An atheist today may ask, “Did Jesus really exist?” Historians would likely ask in return “Why is that a question?”
Over a year ago I watched a documentary called “The God Who Wasn’t There.” The man behind it, an ardent atheist Brian Flemming, attempted to argue Jesus did not exist. He conducted interviews with Christians on the streets whom he bombarded with questions that ordinary people outside the scholarship would likely not know. By the end of the documentary, I wanted to plug my ears at the dishonest scholarship. I have met many today who gobbled up the bogus “Zeitgeist” documentary that argued pagan deities like Horus, Osiris, etc., had the same stories in history as Jesus. In other words, Jesus was just a copycat from paganism. This theory is condemned largely in the academic world and truly renowned scholars have dismissed it and pointed out the fabrications revealed in the “Christ-myth.” Archarya S., the woman behind the “Zeitgeist” parallels, has been dubbed a liar and buffoon in the scholarly community. Even a skeptical historian who enjoys writing books challenging church dogma Bart Ehrman said of Archarya:
“In 1999, under the nom de plume Archarya S, D.M. Murdock published the breathless conspirator’s dream: The Christ Conspiracy: The Greatest Story Ever Sold….Mythicists of this ilk should not be surprised that their views are not taken seriously by real scholars, that their books are not reviewed in scholarly journals, mentioned by experts in the field, or even read by them. The book is filled with so many factual errors and outlandish assertions that it is hard to believe that the author is serious. If she is serious, it is hard to believe that she has ever encountered anything resembling historical scholarship.” 
Despite scholarly denouncement of the “Christ-myth,” mythicists continue to proclaim their claims as facts on the internet fooling the gullible. Any individual who reads such pagan parallels online might be intimidated if they do not know the real history or scholarship. Surprisingly, I have found almost all mythicists are atheists. Indeed, even famous atheist writers like Richard Dawkins or Christopher Hitchens entertain the “Christ-myth” as deserving of some respect in scholarly communities. Hitchens used phrases such as “the highly questionable existence of Jesus” when discussing the arguments for Christianity.  But such a dogmatic acceptance of the “Christ-myth” should make one question the supposed rationality of atheist writers. Dogmatism is what such atheists as Dawkins or Hitchens condemn in religion, yet Dawkins appears equally dogmatic and ignorant in matters related to biblical history. 

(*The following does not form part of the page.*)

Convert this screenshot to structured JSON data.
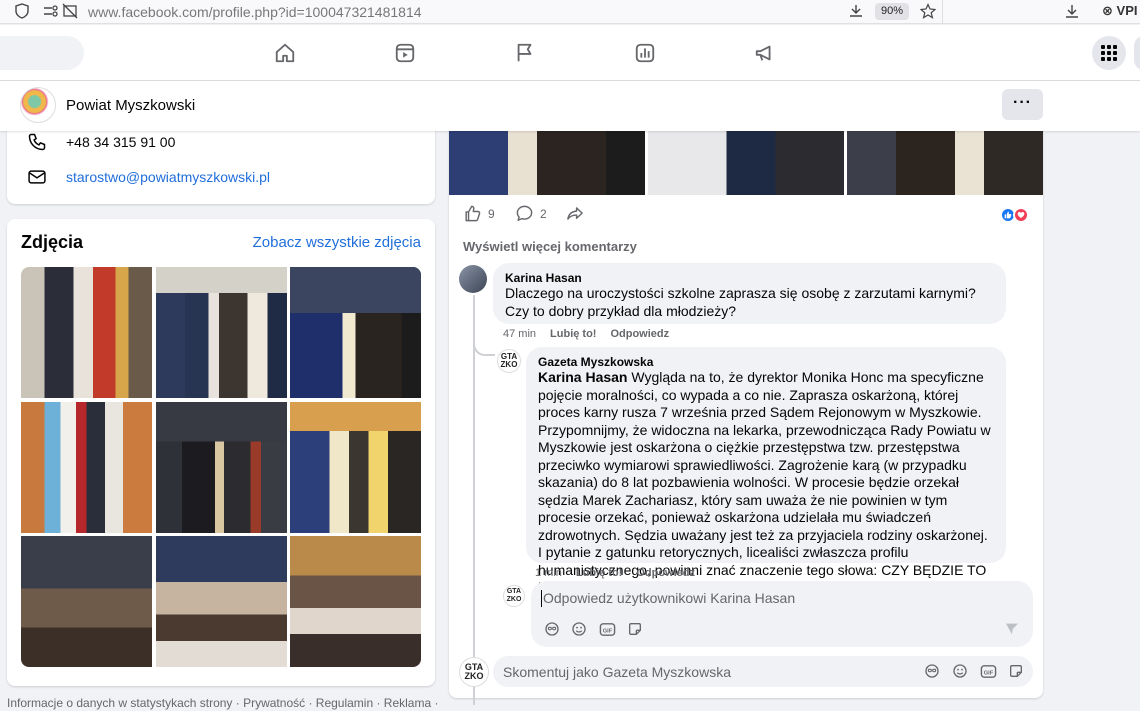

The “Christ-myth,” far from showing the reasoning capacity of these atheist bloggers and authors, exposes the gullibility and dogmatism of so many atheists. To be sure, I have met some atheists who do not doubt or question the existence of Jesus. But such atheists tend to still contend virtually nothing in the four gospels is historical, which represents another claim that would draw little support from the scholarly community. Of course, the scholarly community may be completely wrong. Nonetheless, this demonstrates atheists like the mythicists do not represent the genuine intellectual opinions of academia. Though they may be knowledgeable in areas related to science, I have discovered most atheists who adopt this mythicist view do not remotely understand the historical discipline concerned with Jesus. The “Christ-myth” theory is not promoting atheist agendas to demonstrate the irrationality of religion and the rationality of atheism. Instead, the “Christ-myth” is affecting the opposite for atheists.
 See the supposed pagan parallels challenged in Martin Hengel, The Son of God: The Origin of Christology and the History of Jewish Hellenistic Religion, (Eugene, Oregon: Wipf & Stock Publishers, 2007).
 Bart Ehrman, Did Jesus Exist? The Historical Argument for Jesus of Nazareth, (New York: HarperOne, 2012), 21.
 Christopher Hitchens, God is Not Great: How Religion Poisons Everything , (New York: Hachette Book Group, 2007), 231, iBooks.
 I cannot begin to illustrate the errors of biblical scholarship Richard Dawkins promoted in his The God Delusion.